▸ TASK DETAILS: Set down all the lines below, each one exactly as shown.

Element data from apps and pages
────────────────────

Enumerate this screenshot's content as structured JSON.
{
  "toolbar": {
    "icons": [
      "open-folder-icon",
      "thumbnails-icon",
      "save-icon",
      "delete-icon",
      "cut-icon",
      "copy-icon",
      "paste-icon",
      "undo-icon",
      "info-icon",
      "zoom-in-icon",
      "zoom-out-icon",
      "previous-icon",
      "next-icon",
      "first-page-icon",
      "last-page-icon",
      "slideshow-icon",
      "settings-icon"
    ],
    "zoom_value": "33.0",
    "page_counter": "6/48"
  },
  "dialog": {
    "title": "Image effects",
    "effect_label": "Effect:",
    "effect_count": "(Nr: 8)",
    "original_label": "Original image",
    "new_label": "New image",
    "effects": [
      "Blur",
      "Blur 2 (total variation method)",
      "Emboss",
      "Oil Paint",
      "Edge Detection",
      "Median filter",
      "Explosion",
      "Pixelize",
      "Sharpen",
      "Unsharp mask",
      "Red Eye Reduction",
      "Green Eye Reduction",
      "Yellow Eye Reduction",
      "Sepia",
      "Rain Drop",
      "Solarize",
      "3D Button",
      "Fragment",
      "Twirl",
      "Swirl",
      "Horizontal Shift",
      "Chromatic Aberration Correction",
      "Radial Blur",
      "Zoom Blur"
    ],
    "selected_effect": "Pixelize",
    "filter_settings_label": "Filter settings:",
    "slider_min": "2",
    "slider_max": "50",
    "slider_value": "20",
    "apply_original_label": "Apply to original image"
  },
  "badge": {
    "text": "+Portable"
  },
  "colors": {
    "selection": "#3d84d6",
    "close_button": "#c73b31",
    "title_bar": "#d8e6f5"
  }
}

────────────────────

▸ ANSWER TO THE PROBLEM:
Enumerate this screenshot's content as structured JSON.
{
  "toolbar": {
    "icons": [
      "open-folder-icon",
      "thumbnails-icon",
      "save-icon",
      "delete-icon",
      "cut-icon",
      "copy-icon",
      "paste-icon",
      "undo-icon",
      "info-icon",
      "zoom-in-icon",
      "zoom-out-icon",
      "previous-icon",
      "next-icon",
      "first-page-icon",
      "last-page-icon",
      "slideshow-icon",
      "settings-icon"
    ],
    "zoom_value": "33.0",
    "page_counter": "6/48"
  },
  "dialog": {
    "title": "Image effects",
    "effect_label": "Effect:",
    "effect_count": "(Nr: 8)",
    "original_label": "Original image",
    "new_label": "New image",
    "effects": [
      "Blur",
      "Blur 2 (total variation method)",
      "Emboss",
      "Oil Paint",
      "Edge Detection",
      "Median filter",
      "Explosion",
      "Pixelize",
      "Sharpen",
      "Unsharp mask",
      "Red Eye Reduction",
      "Green Eye Reduction",
      "Yellow Eye Reduction",
      "Sepia",
      "Rain Drop",
      "Solarize",
      "3D Button",
      "Fragment",
      "Twirl",
      "Swirl",
      "Horizontal Shift",
      "Chromatic Aberration Correction",
      "Radial Blur",
      "Zoom Blur"
    ],
    "selected_effect": "Pixelize",
    "filter_settings_label": "Filter settings:",
    "slider_min": "2",
    "slider_max": "50",
    "slider_value": "20",
    "apply_original_label": "Apply to original image"
  },
  "badge": {
    "text": "+Portable"
  },
  "colors": {
    "selection": "#3d84d6",
    "close_button": "#c73b31",
    "title_bar": "#d8e6f5"
  }
}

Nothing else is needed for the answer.